■ WHAT THIS TASK INVOLVES
Only the pictures should be dropped; every line of the data must come back exactly as written.

Items from an interface collection
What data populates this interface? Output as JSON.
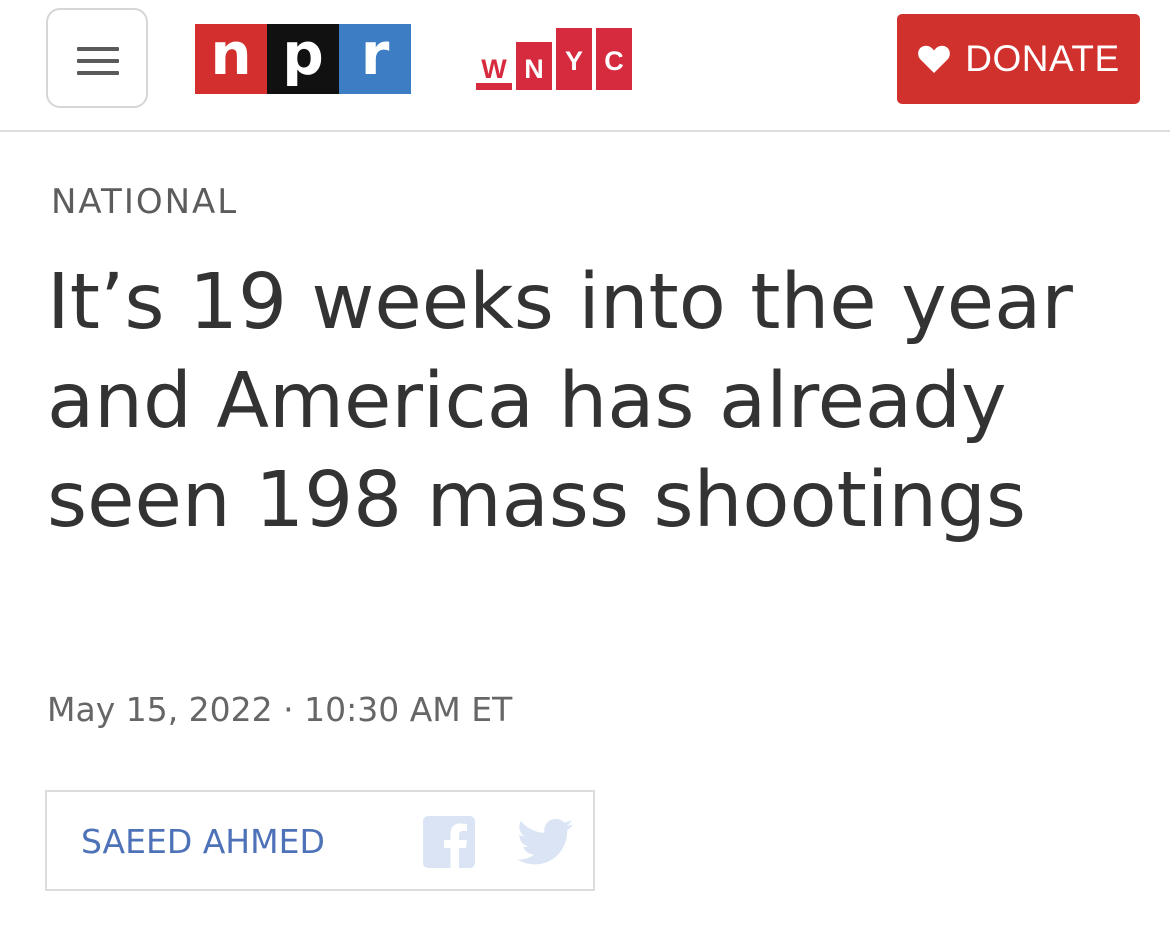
{
  "header": {
    "menu_icon": "hamburger-menu-icon",
    "npr_logo": {
      "letters": [
        "n",
        "p",
        "r"
      ],
      "colors": [
        "#d32f2f",
        "#111111",
        "#3c7dc4"
      ]
    },
    "wnyc_logo": {
      "letters": [
        "W",
        "N",
        "Y",
        "C"
      ],
      "color": "#d62b3f"
    },
    "donate": {
      "label": "DONATE",
      "icon": "heart-icon",
      "color": "#d0312d"
    }
  },
  "article": {
    "section": "NATIONAL",
    "headline": "It’s 19 weeks into the year and America has already seen 198 mass shootings",
    "dateline": "May 15, 2022 · 10:30 AM ET",
    "author": "SAEED AHMED",
    "share_icons": [
      "facebook-icon",
      "twitter-icon"
    ],
    "link_color": "#4e72b8"
  }
}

■ RESULT BELOW
What data populates this interface? Output as JSON.
{
  "header": {
    "menu_icon": "hamburger-menu-icon",
    "npr_logo": {
      "letters": [
        "n",
        "p",
        "r"
      ],
      "colors": [
        "#d32f2f",
        "#111111",
        "#3c7dc4"
      ]
    },
    "wnyc_logo": {
      "letters": [
        "W",
        "N",
        "Y",
        "C"
      ],
      "color": "#d62b3f"
    },
    "donate": {
      "label": "DONATE",
      "icon": "heart-icon",
      "color": "#d0312d"
    }
  },
  "article": {
    "section": "NATIONAL",
    "headline": "It’s 19 weeks into the year and America has already seen 198 mass shootings",
    "dateline": "May 15, 2022 · 10:30 AM ET",
    "author": "SAEED AHMED",
    "share_icons": [
      "facebook-icon",
      "twitter-icon"
    ],
    "link_color": "#4e72b8"
  }
}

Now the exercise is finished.